Michael Goldfarb, H. Fort Flowers Professor of Mechanical Engineering, has been elected as a fellow of the National Academy of Inventors, the highest professional distinction accorded solely to academic inventors.
The NAI Fellows Selection Committee chose Goldfarb, also, a professor of electrical engineering and physical and medical rehabilitation, for demonstrating “a highly prolific spirit of innovation in creating or facilitating outstanding inventions that have made a tangible impact on the quality of life, economic development, and welfare of society.”
He is an acknowledged leader in the design and control of robotic devices and systems that improve mobility, functionality, quality of life, or quality of care for people with physical disabilities. This includes the development of robotic limbs for upper and lower extremity amputees and the development of lower limb exoskeletons for individuals with spinal cord injury and stroke.
One of the devices, the Indego exoskeleton, enables individuals with paraplegia from a spinal cord injury to stand and walk. The exoskeleton, now made by Parker Hannifin, earned an R&D 100 Award in 2018. Separate versions of the Indego are available for personal use and therapeutic use, and new models are in the works and likely to be commercially available in 2021. Among the new versions will be exoskeletons for people with stroke-related loss of leg functions; those require different controls and actuators.
A separate project, a “smart” prosthetic ankle that conforms to all kinds of terrain–hilly, rocky, steep, or smooth–is in the commercialization pipeline as well.
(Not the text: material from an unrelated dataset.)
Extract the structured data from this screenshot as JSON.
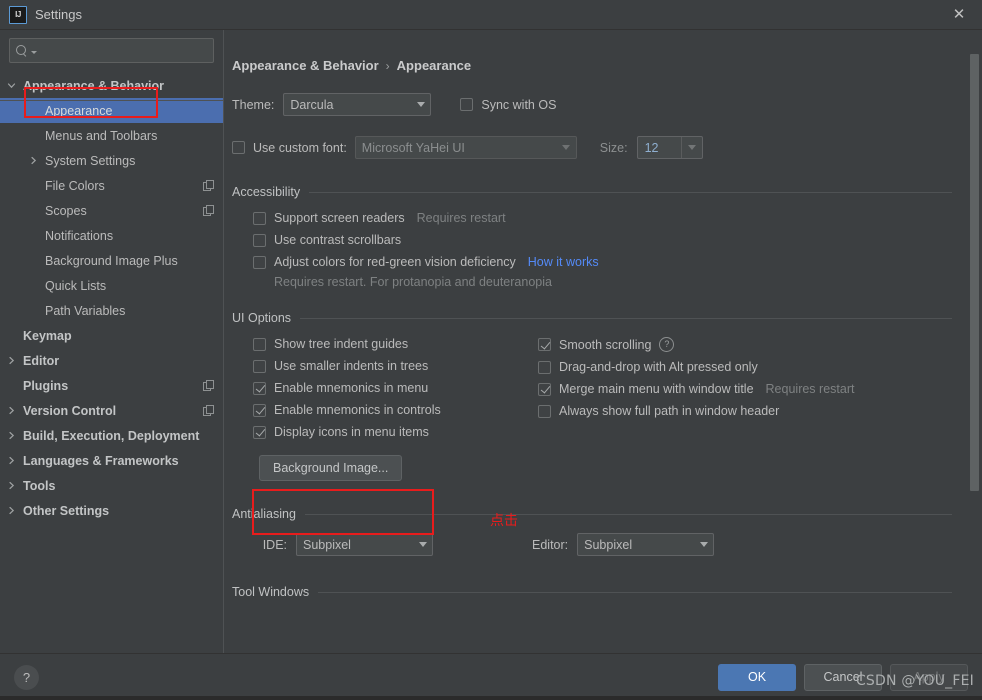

The ankle’s sensors, actuator and tiny motor work together to allow lower-limb amputees more freedom and safety in navigating rough terrain.
One of the big challenges now, Goldfarb said, is moving from passive prostheses to ones with their own power and ensuring the user remains in control.
“The opportunity is the judicious use of power and intelligence in a limb, because up to now they have been all passive, without volition,” he said. “Intelligence and volition in a device can provide function, but you lose agency. “The challenge is how to provide function without reducing agency the user has.”
Goldfarb has published more than 200 papers on related topics and received multiple best-paper awards. Other honors include the Vanderbilt University Chancellor’s Award for Research in 2008, the National Institutes of Health National Institute of Biomedical Imaging and Bioengineering Edward Nagy Award in 2011, and the Institute of Electrical and Electronics Engineers Wyss Institute Translational Award in 2012. He was named by Popular Mechanics in 2013 as one of 10 Innovators Who Changed the World.
The NAI announced 175 Fellows in the Class of 2020 cohort Dec. 8. The NAI Fellow program has about 1,400 Fellows worldwide representing more than 250 prestigious universities and governmental and non-profit research institutes. Collectively, the Fellows hold more than 38,000 issued U.S. patents, which have generated over 13,000 licensed technologies, 2,300 companies and created more than 19.5 million jobs. In addition, over $2.2 trillion in revenue has been generated based on NAI Fellow discoveries.